__TASK INSTRUCTIONS__
Only lines with the word "Original" belong in the answer; copy them from the records below.
####
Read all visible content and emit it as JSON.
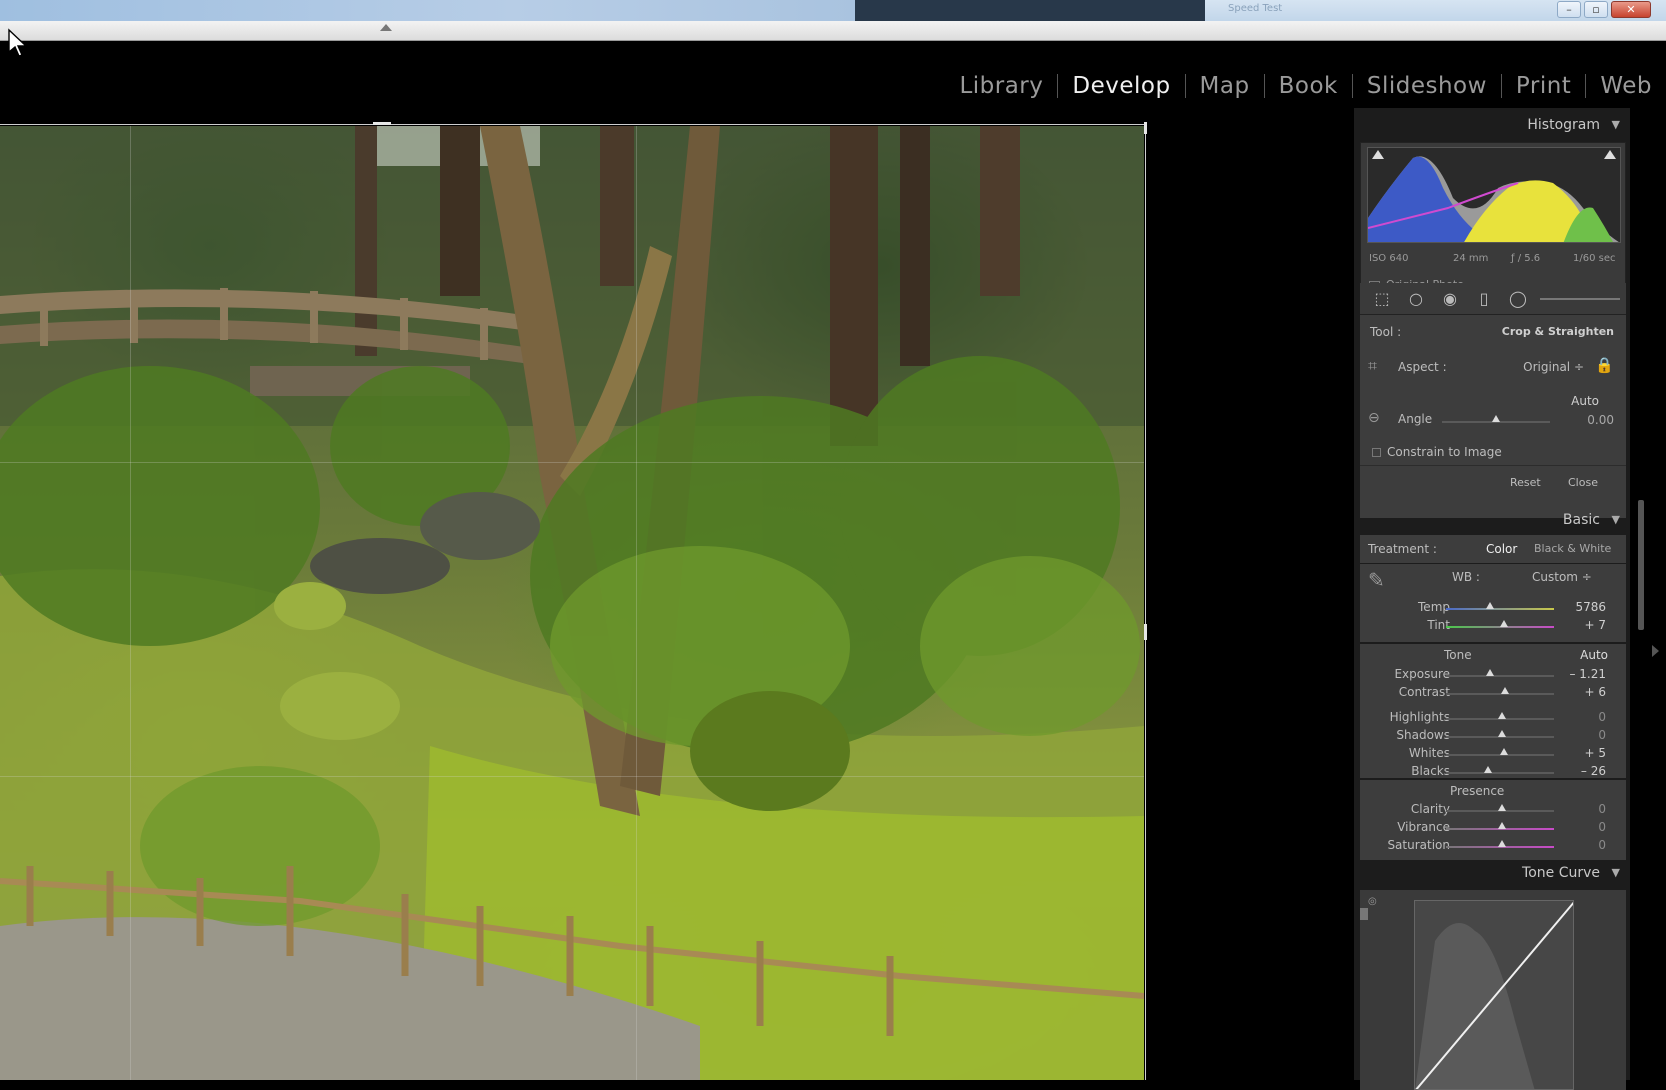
{
  "window": {
    "title": "Speed Test",
    "controls": {
      "minimize": "–",
      "maximize": "▫",
      "close": "✕"
    }
  },
  "modules": {
    "items": [
      {
        "label": "Library",
        "active": false
      },
      {
        "label": "Develop",
        "active": true
      },
      {
        "label": "Map",
        "active": false
      },
      {
        "label": "Book",
        "active": false
      },
      {
        "label": "Slideshow",
        "active": false
      },
      {
        "label": "Print",
        "active": false
      },
      {
        "label": "Web",
        "active": false
      }
    ]
  },
  "histogram": {
    "header": "Histogram",
    "iso": "ISO 640",
    "focal": "24 mm",
    "aperture": "ƒ / 5.6",
    "shutter": "1/60 sec",
    "original_photo": "Original Photo"
  },
  "crop": {
    "tool_label": "Tool :",
    "tool_value": "Crop & Straighten",
    "aspect_label": "Aspect :",
    "aspect_value": "Original ÷",
    "auto": "Auto",
    "angle_label": "Angle",
    "angle_value": "0.00",
    "constrain_label": "Constrain to Image",
    "reset": "Reset",
    "close": "Close"
  },
  "basic": {
    "header": "Basic",
    "treatment_label": "Treatment :",
    "treatment_color": "Color",
    "treatment_bw": "Black & White",
    "wb_label": "WB :",
    "wb_value": "Custom ÷",
    "temp_label": "Temp",
    "temp_value": "5786",
    "tint_label": "Tint",
    "tint_value": "+ 7",
    "tone_label": "Tone",
    "tone_auto": "Auto",
    "exposure_label": "Exposure",
    "exposure_value": "– 1.21",
    "contrast_label": "Contrast",
    "contrast_value": "+ 6",
    "highlights_label": "Highlights",
    "highlights_value": "0",
    "shadows_label": "Shadows",
    "shadows_value": "0",
    "whites_label": "Whites",
    "whites_value": "+ 5",
    "blacks_label": "Blacks",
    "blacks_value": "– 26",
    "presence_label": "Presence",
    "clarity_label": "Clarity",
    "clarity_value": "0",
    "vibrance_label": "Vibrance",
    "vibrance_value": "0",
    "saturation_label": "Saturation",
    "saturation_value": "0"
  },
  "tone_curve": {
    "header": "Tone Curve"
  },
  "colors": {
    "accent": "#f0f0f0",
    "panel": "#3d3d3d",
    "background": "#000000"
  }
}
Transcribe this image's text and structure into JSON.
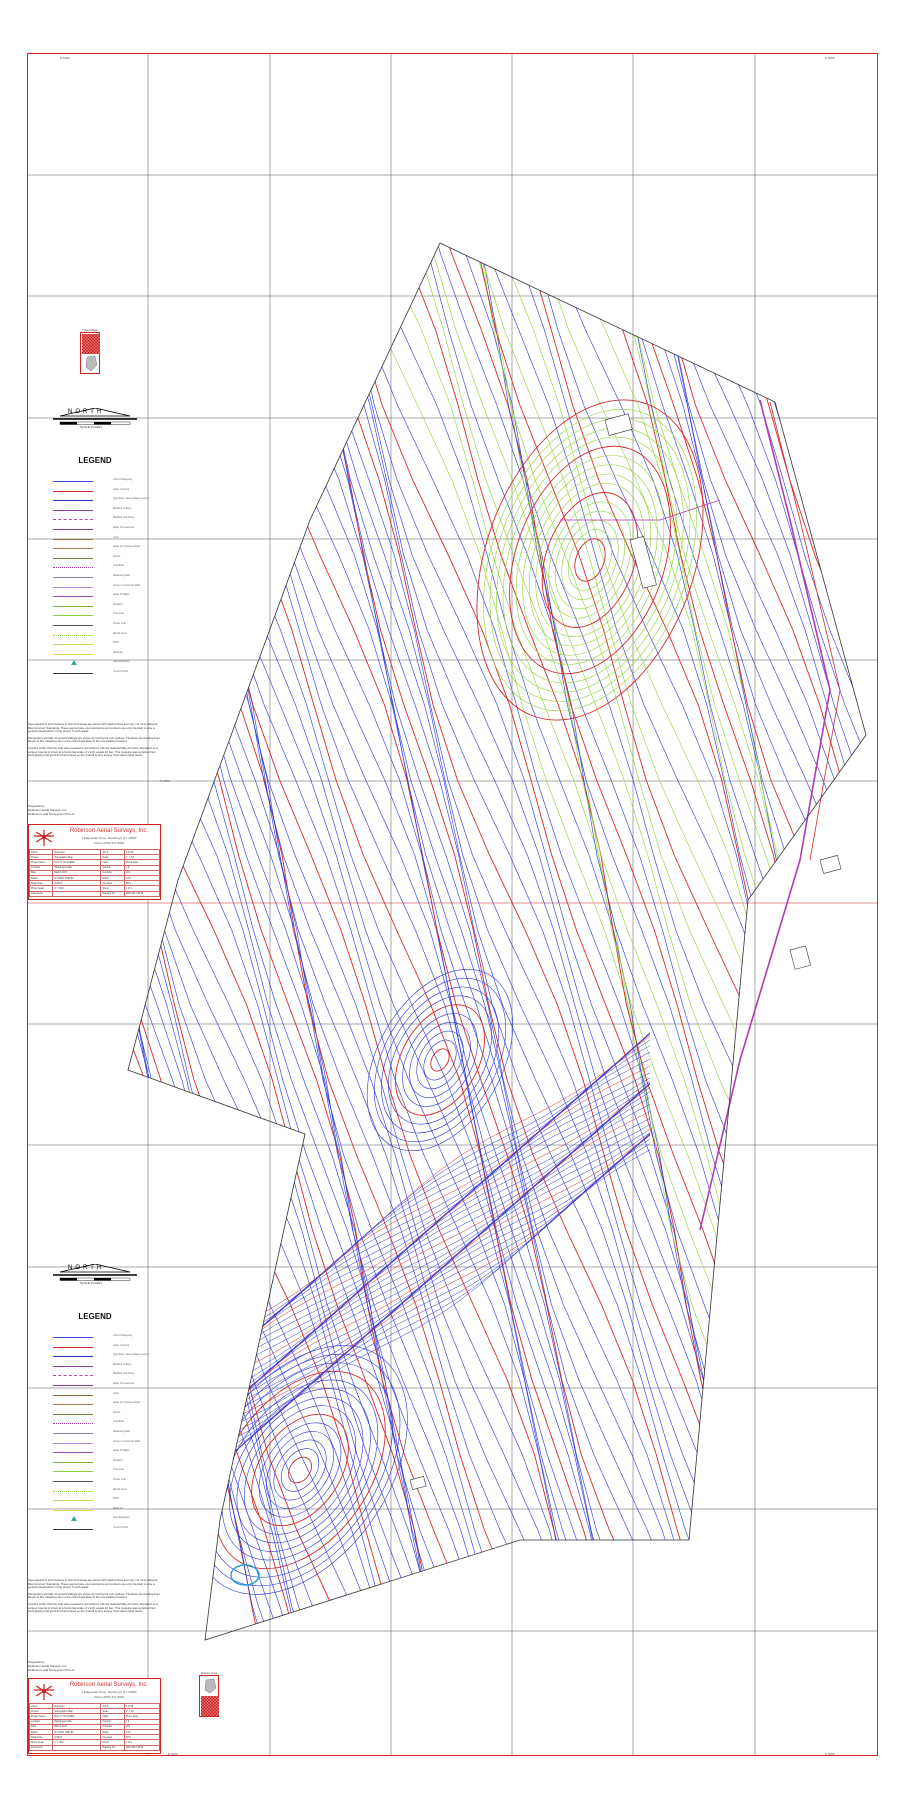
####
__FINAL ANSWER__
    "original_photo": "Original Photo"
    "aspect_value": "Original ÷",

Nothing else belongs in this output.